■ Action item:
Using the data beneath, show every line that includes the word "this".

■ Provided material:
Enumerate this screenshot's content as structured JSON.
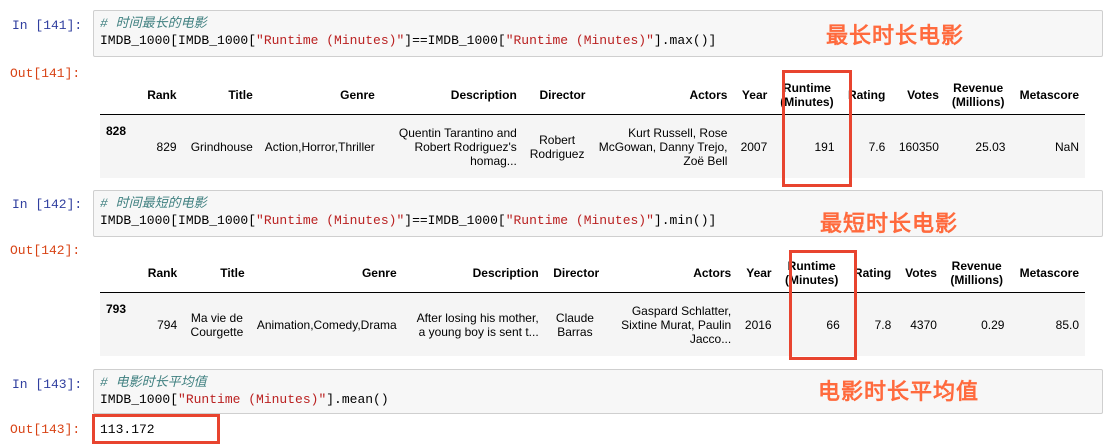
{
  "cells": [
    {
      "in_prompt": "In [141]:",
      "comment": "# 时间最长的电影",
      "code": {
        "p1": "IMDB_1000[IMDB_1000[",
        "s1": "\"Runtime (Minutes)\"",
        "p2": "]==IMDB_1000[",
        "s2": "\"Runtime (Minutes)\"",
        "p3": "].max()]"
      },
      "out_prompt": "Out[141]:",
      "annotation": "最长时长电影",
      "row": {
        "index": "828",
        "rank": "829",
        "title": "Grindhouse",
        "genre": "Action,Horror,Thriller",
        "desc1": "Quentin Tarantino and",
        "desc2": "Robert Rodriguez's",
        "desc3": "homag...",
        "dir1": "Robert",
        "dir2": "Rodriguez",
        "act1": "Kurt Russell, Rose",
        "act2": "McGowan, Danny Trejo,",
        "act3": "Zoë Bell",
        "year": "2007",
        "runtime": "191",
        "rating": "7.6",
        "votes": "160350",
        "revenue": "25.03",
        "metascore": "NaN"
      }
    },
    {
      "in_prompt": "In [142]:",
      "comment": "# 时间最短的电影",
      "code": {
        "p1": "IMDB_1000[IMDB_1000[",
        "s1": "\"Runtime (Minutes)\"",
        "p2": "]==IMDB_1000[",
        "s2": "\"Runtime (Minutes)\"",
        "p3": "].min()]"
      },
      "out_prompt": "Out[142]:",
      "annotation": "最短时长电影",
      "row": {
        "index": "793",
        "rank": "794",
        "title1": "Ma vie de",
        "title2": "Courgette",
        "genre": "Animation,Comedy,Drama",
        "desc1": "After losing his mother,",
        "desc2": "a young boy is sent t...",
        "dir1": "Claude",
        "dir2": "Barras",
        "act1": "Gaspard Schlatter,",
        "act2": "Sixtine Murat, Paulin",
        "act3": "Jacco...",
        "year": "2016",
        "runtime": "66",
        "rating": "7.8",
        "votes": "4370",
        "revenue": "0.29",
        "metascore": "85.0"
      }
    },
    {
      "in_prompt": "In [143]:",
      "comment": "# 电影时长平均值",
      "code": {
        "p1": "IMDB_1000[",
        "s1": "\"Runtime (Minutes)\"",
        "p2": "].mean()"
      },
      "out_prompt": "Out[143]:",
      "annotation": "电影时长平均值",
      "output": "113.172"
    }
  ],
  "columns": {
    "rank": "Rank",
    "title": "Title",
    "genre": "Genre",
    "description": "Description",
    "director": "Director",
    "actors": "Actors",
    "year": "Year",
    "runtime1": "Runtime",
    "runtime2": "(Minutes)",
    "rating": "Rating",
    "votes": "Votes",
    "revenue1": "Revenue",
    "revenue2": "(Millions)",
    "metascore": "Metascore"
  },
  "colors": {
    "annotation": "#ff6a3d",
    "highlight_box": "#e8442f",
    "in_prompt": "#303f9f",
    "out_prompt": "#d84315"
  }
}
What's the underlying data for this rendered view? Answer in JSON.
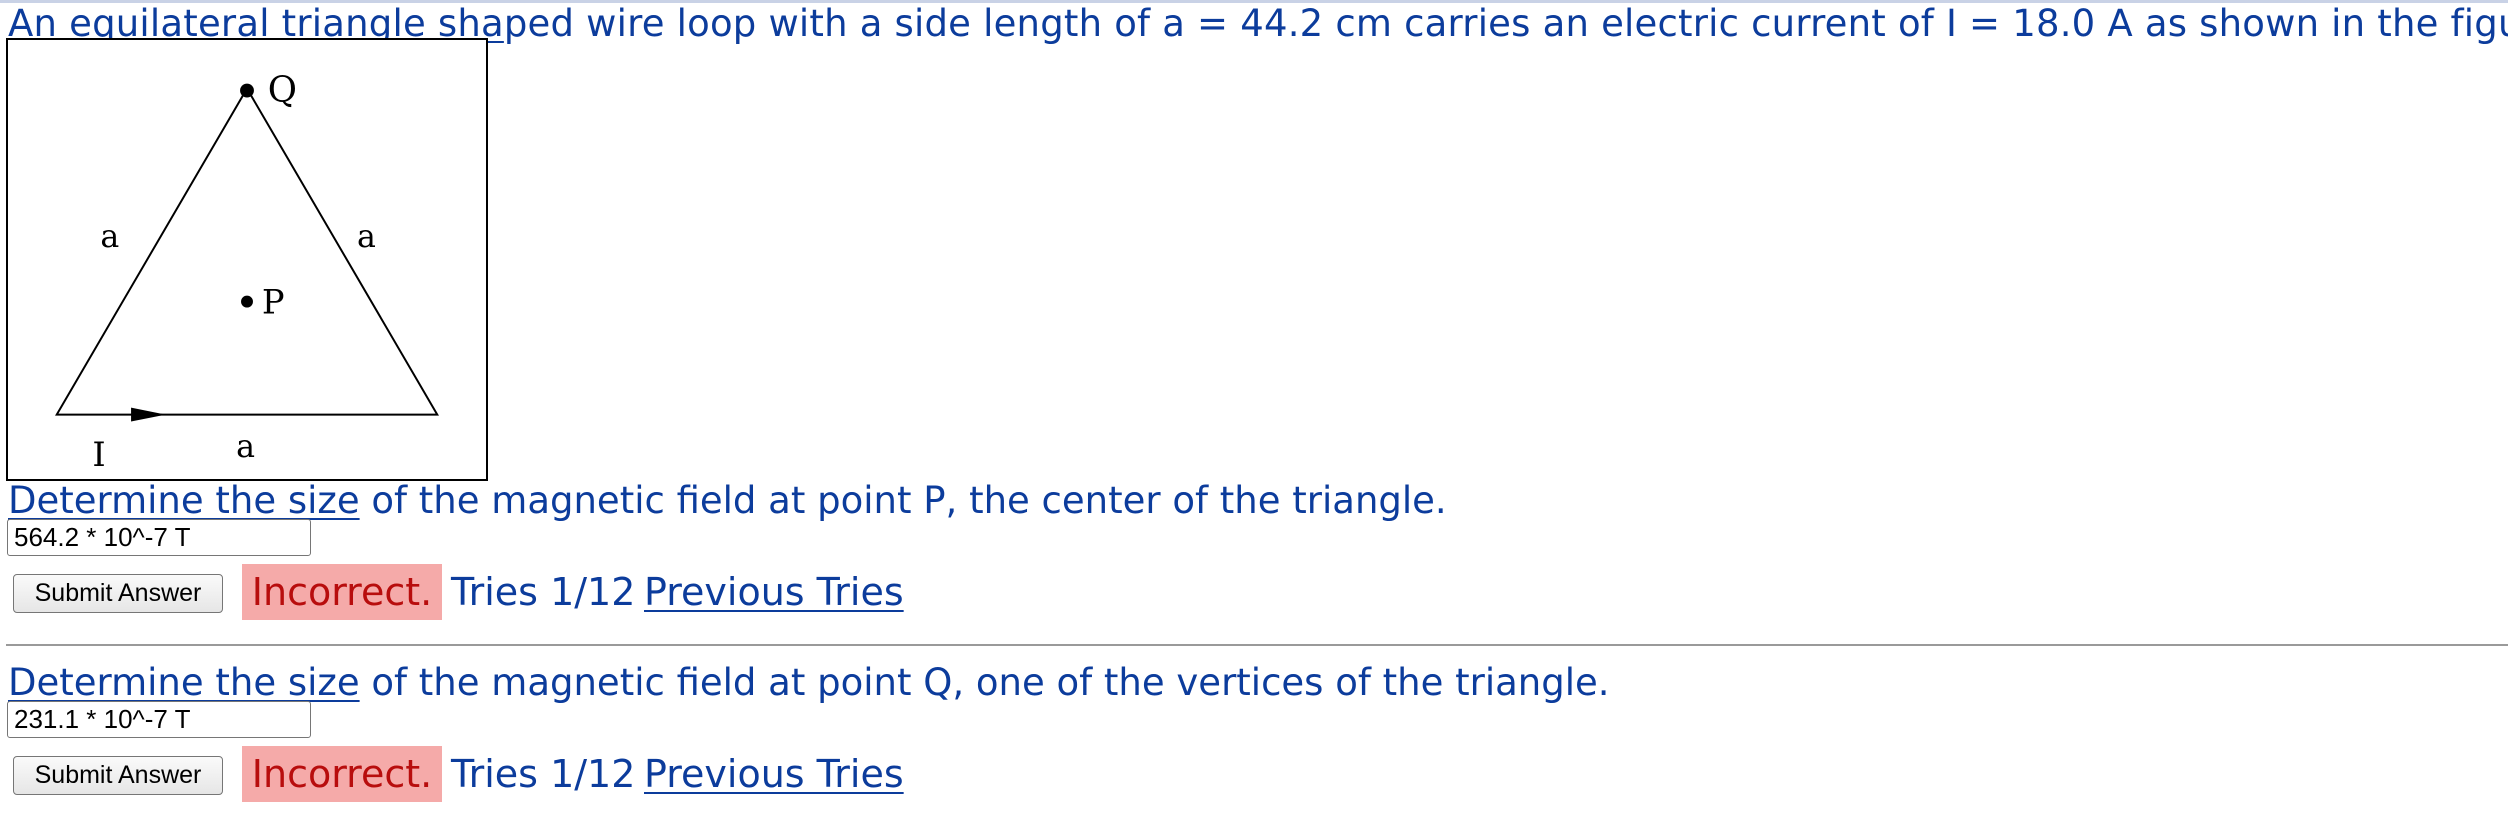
{
  "problem": {
    "statement_linked": "An equilateral triangle sha",
    "statement_rest": "ped wire loop with a side length of a = 44.2 cm carries an electric current of I = 18.0 A as shown in the figure."
  },
  "figure": {
    "label_q": "Q",
    "label_p": "P",
    "label_i": "I",
    "label_side_left": "a",
    "label_side_right": "a",
    "label_side_bottom": "a"
  },
  "parts": [
    {
      "question_linked": "Determine the size",
      "question_rest": " of the magnetic field at point P, the center of the triangle.",
      "answer_value": "564.2 * 10^-7 T",
      "submit_label": "Submit Answer",
      "status": "Incorrect.",
      "tries": "Tries 1/12",
      "previous_tries_label": "Previous Tries"
    },
    {
      "question_linked": "Determine the size",
      "question_rest": " of the magnetic field at point Q, one of the vertices of the triangle.",
      "answer_value": "231.1 * 10^-7 T",
      "submit_label": "Submit Answer",
      "status": "Incorrect.",
      "tries": "Tries 1/12",
      "previous_tries_label": "Previous Tries"
    }
  ],
  "colors": {
    "text_blue": "#0c3c9c",
    "incorrect_bg": "#f5aaa9",
    "incorrect_text": "#b80d0d"
  }
}
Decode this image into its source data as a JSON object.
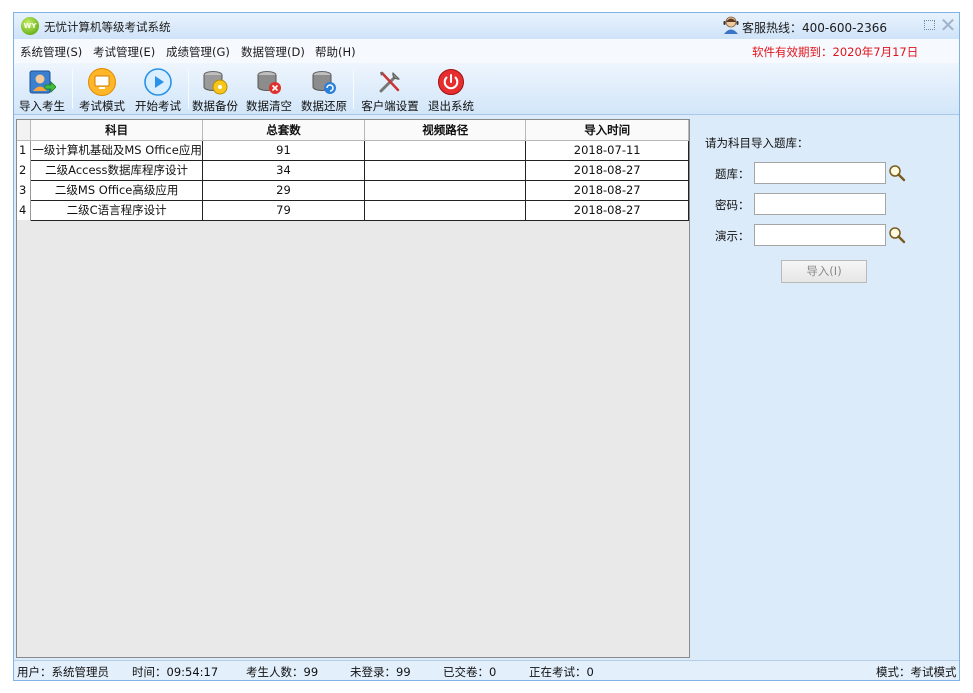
{
  "window": {
    "title": "无忧计算机等级考试系统",
    "logo_text": "WY",
    "hotline": "客服热线：400-600-2366",
    "close_glyph": "✕"
  },
  "menu": {
    "items": [
      "系统管理(S)",
      "考试管理(E)",
      "成绩管理(G)",
      "数据管理(D)",
      "帮助(H)"
    ],
    "expiry": "软件有效期到：2020年7月17日"
  },
  "toolbar": {
    "items": [
      {
        "label": "导入考生",
        "icon": "import-students-icon"
      },
      {
        "label": "考试模式",
        "icon": "exam-mode-icon"
      },
      {
        "label": "开始考试",
        "icon": "start-exam-icon"
      },
      {
        "label": "数据备份",
        "icon": "data-backup-icon"
      },
      {
        "label": "数据清空",
        "icon": "data-clear-icon"
      },
      {
        "label": "数据还原",
        "icon": "data-restore-icon"
      },
      {
        "label": "客户端设置",
        "icon": "client-settings-icon"
      },
      {
        "label": "退出系统",
        "icon": "exit-system-icon"
      }
    ]
  },
  "grid": {
    "columns": [
      "科目",
      "总套数",
      "视频路径",
      "导入时间"
    ],
    "rows": [
      {
        "index": "1",
        "subject": "一级计算机基础及MS Office应用",
        "count": "91",
        "video": "",
        "time": "2018-07-11"
      },
      {
        "index": "2",
        "subject": "二级Access数据库程序设计",
        "count": "34",
        "video": "",
        "time": "2018-08-27"
      },
      {
        "index": "3",
        "subject": "二级MS Office高级应用",
        "count": "29",
        "video": "",
        "time": "2018-08-27"
      },
      {
        "index": "4",
        "subject": "二级C语言程序设计",
        "count": "79",
        "video": "",
        "time": "2018-08-27"
      }
    ]
  },
  "import_panel": {
    "title": "请为科目导入题库：",
    "bank_label": "题库：",
    "bank_value": "",
    "password_label": "密码：",
    "password_value": "",
    "demo_label": "演示：",
    "demo_value": "",
    "import_button": "导入(I)"
  },
  "status": {
    "user": "用户：系统管理员",
    "time": "时间：09:54:17",
    "students": "考生人数：99",
    "not_logged": "未登录：99",
    "submitted": "已交卷：0",
    "in_exam": "正在考试：0",
    "mode": "模式：考试模式"
  }
}
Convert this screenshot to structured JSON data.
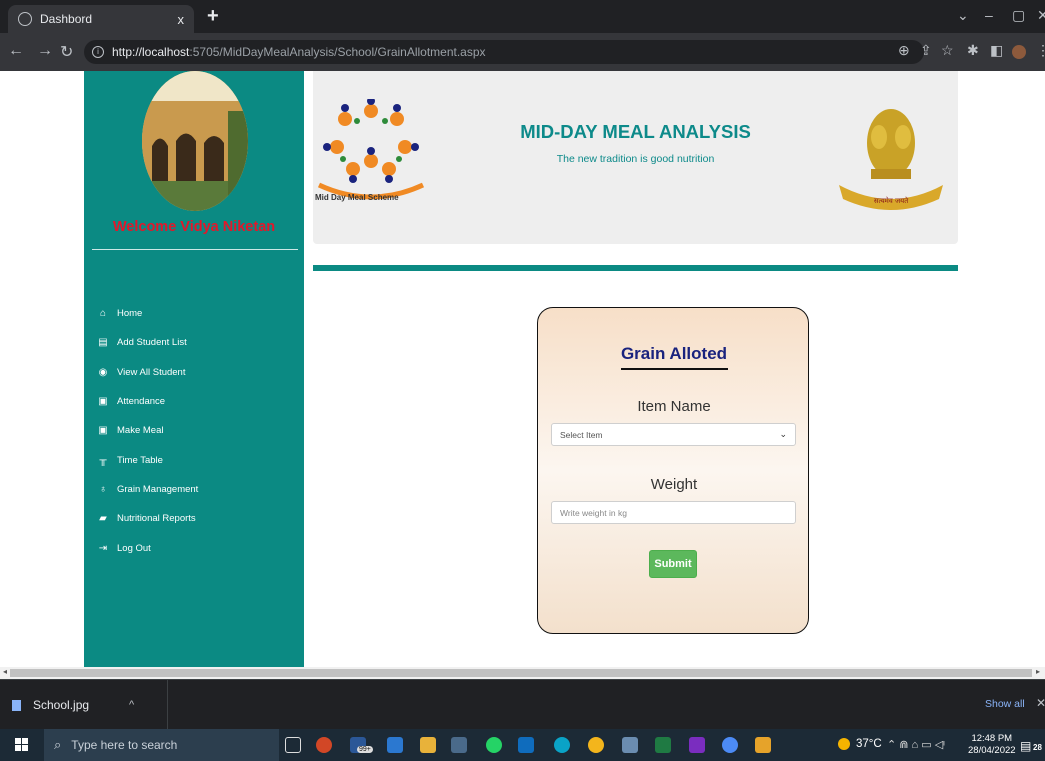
{
  "browser": {
    "tab_title": "Dashbord",
    "tab_close": "x",
    "new_tab": "+",
    "url_host": "http://localhost",
    "url_rest": ":5705/MidDayMealAnalysis/School/GrainAllotment.aspx"
  },
  "sidebar": {
    "welcome": "Welcome Vidya Niketan",
    "items": [
      {
        "label": "Home",
        "icon": "home-icon"
      },
      {
        "label": "Add Student List",
        "icon": "add-student-icon"
      },
      {
        "label": "View All Student",
        "icon": "eye-icon"
      },
      {
        "label": "Attendance",
        "icon": "attendance-icon"
      },
      {
        "label": "Make Meal",
        "icon": "meal-icon"
      },
      {
        "label": "Time Table",
        "icon": "timetable-icon"
      },
      {
        "label": "Grain Management",
        "icon": "grain-icon"
      },
      {
        "label": "Nutritional Reports",
        "icon": "folder-icon"
      },
      {
        "label": "Log Out",
        "icon": "logout-icon"
      }
    ]
  },
  "banner": {
    "logo_caption": "Mid Day Meal Scheme",
    "title": "MID-DAY MEAL ANALYSIS",
    "subtitle": "The new tradition is good nutrition",
    "emblem_text": "सत्यमेव जयते"
  },
  "form": {
    "heading": "Grain Alloted",
    "item_label": "Item Name",
    "item_selected": "Select Item",
    "weight_label": "Weight",
    "weight_placeholder": "Write weight in kg",
    "submit_label": "Submit"
  },
  "downloads": {
    "file_name": "School.jpg",
    "show_all": "Show all"
  },
  "taskbar": {
    "search_placeholder": "Type here to search",
    "mail_badge": "99+",
    "temperature": "37°C",
    "time": "12:48 PM",
    "date": "28/04/2022",
    "notification_count": "28"
  },
  "colors": {
    "sidebar": "#0b8a83",
    "welcome_text": "#e3172a",
    "banner_title": "#0d8a8a",
    "heading": "#1a237e",
    "submit": "#5cb85c"
  }
}
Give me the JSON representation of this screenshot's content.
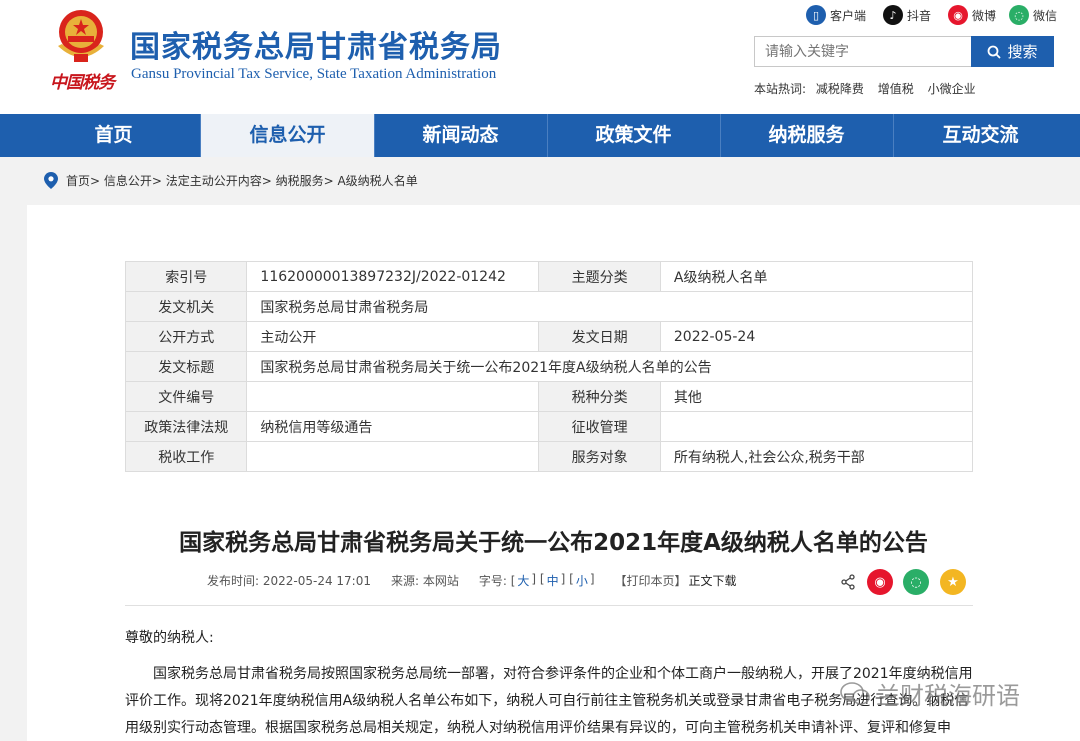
{
  "header": {
    "title": "国家税务总局甘肃省税务局",
    "subtitle": "Gansu Provincial Tax Service, State Taxation Administration",
    "seal_text": "中国税务",
    "social": [
      {
        "label": "客户端",
        "color": "#1e5fae",
        "icon": "mobile-icon"
      },
      {
        "label": "抖音",
        "color": "#111111",
        "icon": "tiktok-icon"
      },
      {
        "label": "微博",
        "color": "#e6162d",
        "icon": "weibo-icon"
      },
      {
        "label": "微信",
        "color": "#2aae67",
        "icon": "wechat-icon"
      }
    ],
    "search_placeholder": "请输入关键字",
    "search_button": "搜索",
    "hot_label": "本站热词:",
    "hot_words": [
      "减税降费",
      "增值税",
      "小微企业"
    ]
  },
  "nav": {
    "items": [
      "首页",
      "信息公开",
      "新闻动态",
      "政策文件",
      "纳税服务",
      "互动交流"
    ],
    "active_index": 1
  },
  "breadcrumb": "首页> 信息公开> 法定主动公开内容> 纳税服务> A级纳税人名单",
  "meta": {
    "index_no_label": "索引号",
    "index_no": "11620000013897232J/2022-01242",
    "topic_label": "主题分类",
    "topic": "A级纳税人名单",
    "issuer_label": "发文机关",
    "issuer": "国家税务总局甘肃省税务局",
    "open_label": "公开方式",
    "open": "主动公开",
    "date_label": "发文日期",
    "date": "2022-05-24",
    "doc_title_label": "发文标题",
    "doc_title": "国家税务总局甘肃省税务局关于统一公布2021年度A级纳税人名单的公告",
    "doc_no_label": "文件编号",
    "doc_no": "",
    "tax_type_label": "税种分类",
    "tax_type": "其他",
    "law_label": "政策法律法规",
    "law": "纳税信用等级通告",
    "collection_label": "征收管理",
    "collection": "",
    "work_label": "税收工作",
    "work": "",
    "service_label": "服务对象",
    "service": "所有纳税人,社会公众,税务干部"
  },
  "article": {
    "title": "国家税务总局甘肃省税务局关于统一公布2021年度A级纳税人名单的公告",
    "publish": "发布时间: 2022-05-24 17:01",
    "source": "来源: 本网站",
    "font_size_label": "字号: [",
    "font_large": "大",
    "font_medium": "中",
    "font_small": "小",
    "print": "【打印本页】",
    "download": "正文下载",
    "greeting": "尊敬的纳税人:",
    "paragraph": "国家税务总局甘肃省税务局按照国家税务总局统一部署，对符合参评条件的企业和个体工商户一般纳税人，开展了2021年度纳税信用评价工作。现将2021年度纳税信用A级纳税人名单公布如下，纳税人可自行前往主管税务机关或登录甘肃省电子税务局进行查询。纳税信用级别实行动态管理。根据国家税务总局相关规定，纳税人对纳税信用评价结果有异议的，可向主管税务机关申请补评、复评和修复申请。"
  },
  "watermark": "兰财税海研语"
}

■ Expected output:
Enumerate this screenshot's content as structured JSON.
What's the underlying data for this rendered view? Answer in JSON.
Decode this image into its source data as a JSON object.
Convert this screenshot to structured JSON data.
Give me the JSON representation of this screenshot's content.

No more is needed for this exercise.